* Description of the task:
Each line of the records that holds "DESENVOLVIMENTO" should be shown in full.

========

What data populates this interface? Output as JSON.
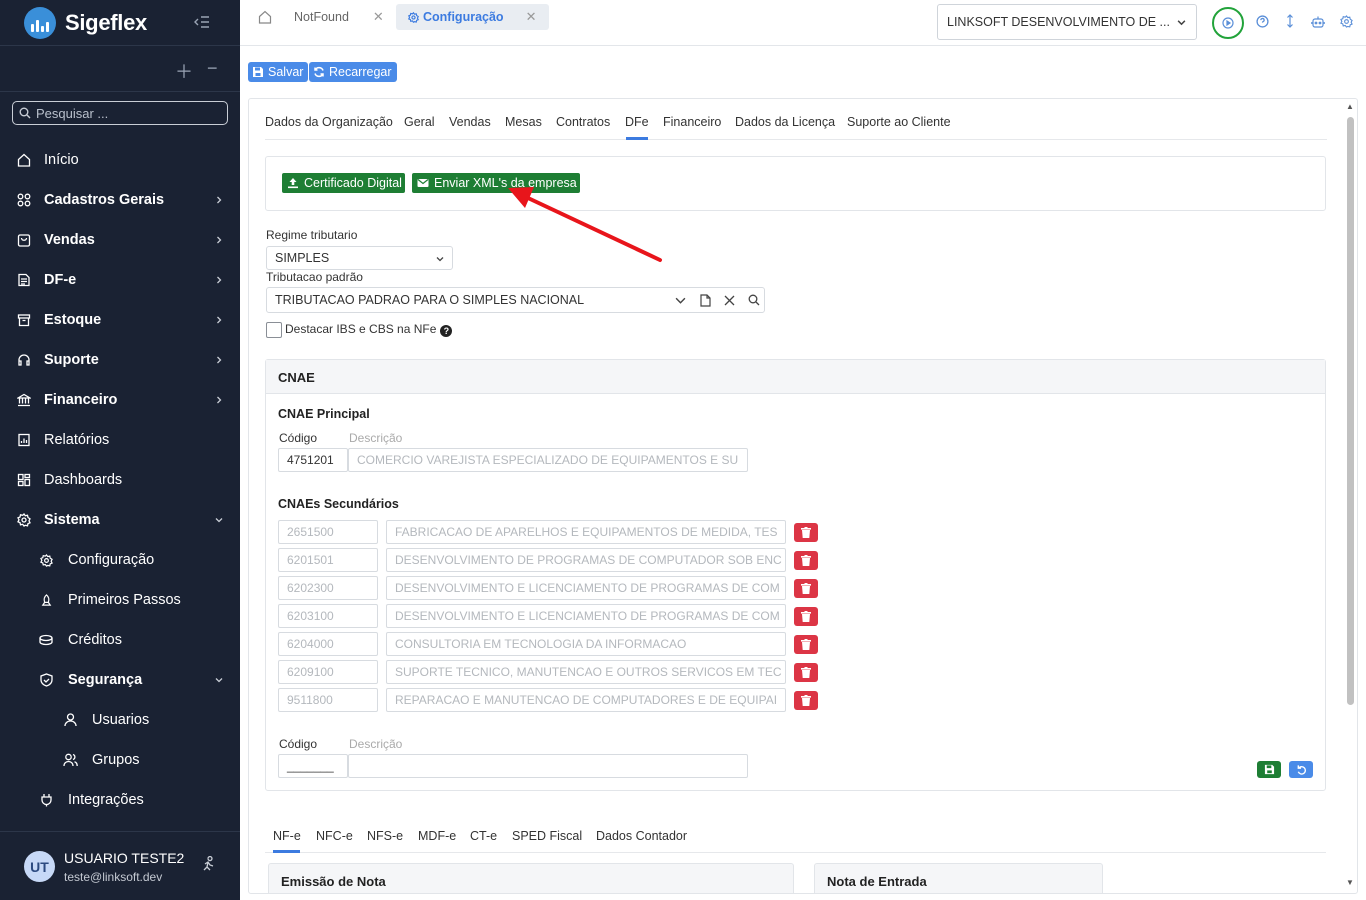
{
  "app": {
    "logo_text": "Sigeflex",
    "search_placeholder": "Pesquisar ..."
  },
  "sidebar": {
    "items": [
      {
        "label": "Início",
        "icon": "home-icon",
        "bold": false,
        "chevron": ""
      },
      {
        "label": "Cadastros Gerais",
        "icon": "grid-icon",
        "bold": true,
        "chevron": "right"
      },
      {
        "label": "Vendas",
        "icon": "shopping-bag-icon",
        "bold": true,
        "chevron": "right"
      },
      {
        "label": "DF-e",
        "icon": "document-icon",
        "bold": true,
        "chevron": "right"
      },
      {
        "label": "Estoque",
        "icon": "archive-icon",
        "bold": true,
        "chevron": "right"
      },
      {
        "label": "Suporte",
        "icon": "headset-icon",
        "bold": true,
        "chevron": "right"
      },
      {
        "label": "Financeiro",
        "icon": "bank-icon",
        "bold": true,
        "chevron": "right"
      },
      {
        "label": "Relatórios",
        "icon": "report-icon",
        "bold": false,
        "chevron": ""
      },
      {
        "label": "Dashboards",
        "icon": "dashboard-icon",
        "bold": false,
        "chevron": ""
      },
      {
        "label": "Sistema",
        "icon": "gear-icon",
        "bold": true,
        "chevron": "down"
      },
      {
        "label": "Configuração",
        "icon": "gear-icon",
        "bold": false,
        "chevron": ""
      },
      {
        "label": "Primeiros Passos",
        "icon": "rocket-icon",
        "bold": false,
        "chevron": ""
      },
      {
        "label": "Créditos",
        "icon": "coins-icon",
        "bold": false,
        "chevron": ""
      },
      {
        "label": "Segurança",
        "icon": "shield-icon",
        "bold": true,
        "chevron": "down"
      },
      {
        "label": "Usuarios",
        "icon": "user-icon",
        "bold": false,
        "chevron": ""
      },
      {
        "label": "Grupos",
        "icon": "users-icon",
        "bold": false,
        "chevron": ""
      },
      {
        "label": "Integrações",
        "icon": "plug-icon",
        "bold": false,
        "chevron": ""
      }
    ],
    "user": {
      "initials": "UT",
      "name": "USUARIO TESTE2",
      "email": "teste@linksoft.dev"
    }
  },
  "topbar": {
    "tabs": [
      {
        "label": "NotFound",
        "active": false
      },
      {
        "label": "Configuração",
        "active": true
      }
    ],
    "company": "LINKSOFT DESENVOLVIMENTO DE ..."
  },
  "actions": {
    "save": "Salvar",
    "reload": "Recarregar"
  },
  "config_tabs": [
    "Dados da Organização",
    "Geral",
    "Vendas",
    "Mesas",
    "Contratos",
    "DFe",
    "Financeiro",
    "Dados da Licença",
    "Suporte ao Cliente"
  ],
  "config_active_tab": "DFe",
  "dfe": {
    "cert_button": "Certificado Digital",
    "send_xml_button": "Enviar XML's da empresa",
    "regime_label": "Regime tributario",
    "regime_value": "SIMPLES",
    "tributacao_label": "Tributacao padrão",
    "tributacao_value": "TRIBUTACAO PADRAO PARA O SIMPLES NACIONAL",
    "destacar_label": "Destacar IBS e CBS na NFe",
    "destacar_checked": false,
    "help_glyph": "?"
  },
  "cnae": {
    "title": "CNAE",
    "principal_title": "CNAE Principal",
    "codigo_label": "Código",
    "descricao_label": "Descrição",
    "principal_code": "4751201",
    "principal_desc": "COMERCIO VAREJISTA ESPECIALIZADO DE EQUIPAMENTOS E SU",
    "secundarios_title": "CNAEs Secundários",
    "secundarios": [
      {
        "code": "2651500",
        "desc": "FABRICACAO DE APARELHOS E EQUIPAMENTOS DE MEDIDA, TES"
      },
      {
        "code": "6201501",
        "desc": "DESENVOLVIMENTO DE PROGRAMAS DE COMPUTADOR SOB ENC"
      },
      {
        "code": "6202300",
        "desc": "DESENVOLVIMENTO E LICENCIAMENTO DE PROGRAMAS DE COM"
      },
      {
        "code": "6203100",
        "desc": "DESENVOLVIMENTO E LICENCIAMENTO DE PROGRAMAS DE COM"
      },
      {
        "code": "6204000",
        "desc": "CONSULTORIA EM TECNOLOGIA DA INFORMACAO"
      },
      {
        "code": "6209100",
        "desc": "SUPORTE TECNICO, MANUTENCAO E OUTROS SERVICOS EM TEC"
      },
      {
        "code": "9511800",
        "desc": "REPARACAO E MANUTENCAO DE COMPUTADORES E DE EQUIPAI"
      }
    ],
    "new_codigo_label": "Código",
    "new_descricao_label": "Descrição",
    "new_code_mask": "_______",
    "new_desc_value": ""
  },
  "doc_tabs": [
    "NF-e",
    "NFC-e",
    "NFS-e",
    "MDF-e",
    "CT-e",
    "SPED Fiscal",
    "Dados Contador"
  ],
  "doc_active_tab": "NF-e",
  "cards": {
    "emissao": "Emissão de Nota",
    "entrada": "Nota de Entrada"
  },
  "colors": {
    "sidebar_bg": "#1a2233",
    "accent_blue": "#4a8be8",
    "green": "#1e7e34",
    "danger": "#dc3545",
    "arrow": "#e8151b"
  }
}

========

* Completed task:
    "company": "LINKSOFT DESENVOLVIMENTO DE ..."
        "desc": "DESENVOLVIMENTO DE PROGRAMAS DE COMPUTADOR SOB ENC"
        "desc": "DESENVOLVIMENTO E LICENCIAMENTO DE PROGRAMAS DE COM"
        "desc": "DESENVOLVIMENTO E LICENCIAMENTO DE PROGRAMAS DE COM"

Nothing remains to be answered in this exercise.